UN fudges Copenhagen Accord deadline
21.01.10 @ 10:23
BRUSSELS - As the European Union tussles over which carbon reduction figures to inscribe in the annexes of the controversial Copenhagen Accord produced in the dying hours of December's climate summit, the UN's climate change chief has warned that few countries, including the major emitters, have so far signed up with their own emission reduction plans.
Whether the European bloc signs up with a commitment of 20 percent, 25 percent or 30 percent CO2 cut, it is likely become one of the few powers that respond to the accord in time.
Yvo de Boer, the executive secretary of the UN Framework Convention on Climate Change, told reporters in Bonn on Wednesday (20 January) that just days away from a 31 January deadline, fewer than 20 countries out of 192 have submitted their targets for emissions reductions or, in the case of developing countries, the mitigation actions they intend to take.
As a result, Mr de Boer announced that the deadline has been lifted, saying that the date is "flexible."
"I see the accord as a living document that tracks actions that countries want to take," he said. "It's a soft deadline. Countries are not being asked to sign the accord to take on legally binding targets, only to indicate their intention."
In their attempts to sell the skeletal document, its authors had previously touted the end-of-January deadline as delivering the substantive element of the accord.

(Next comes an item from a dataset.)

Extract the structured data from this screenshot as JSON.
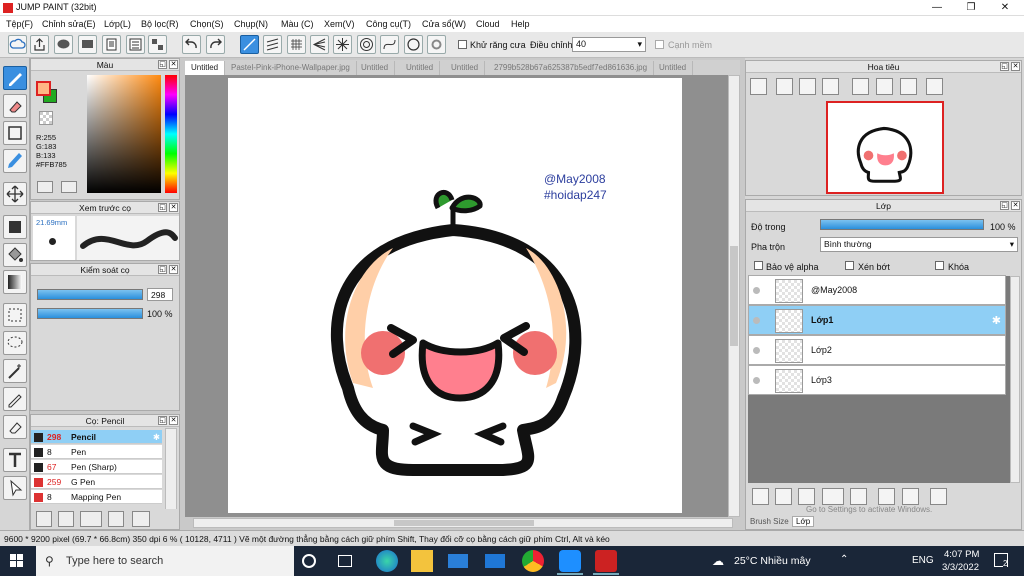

Rich countries were originally supposed to have inscribed their CO2 reduction targets in an annex to the accord by the end of this month, while developing countries were not strictly bound by this date.
But all talk of deadlines has now been abandoned.
The Copenhagen Accord, drafted by Brazil, China, India, South Africa and the United States, is not legally binding, and does not commit countries to a successor to the Kyoto Protocol. It contains very little in the way of detail, although it does contain a goal of limiting average global temperature increase to no more than two degrees Celsius and proposes a $100 billion a year mix of private and public monies to be delivered to developing countries to pay for adaptation to climate change and to cover the costs of moving toward a low-carbon growth path.
The UN process only "took note" of the document, with even South Africa, one of the negotiators of the text, at the time describing it as being "not acceptable."
The EU for its part remains divided over whether to inscribe in the annex its existing commitment to a 20 percent cut in CO2 on 1990 levels by 2020 or move up unilaterally to a 30 percent cut. The EU has so far said it will move to a 30 percent cut if other powers make comparable offers. As it stands, the US is currently on track to offer a cut of 17 percent on 2005 levels, equivalent to a three to four percent cut on 1990 levels.
The UK, France, Germany, Belgium and Spain, currently holding the EU's six-month rotating presidency, all back a jump to 30 percent, while Italy and Poland remain dead set against such a move.
Italy and Poland fear the costs for domestic industry and households will be raised sharply without similar commitments by other powers.
As a compromise position, Belgium has suggested a move to a reduction pledge of 25 percent.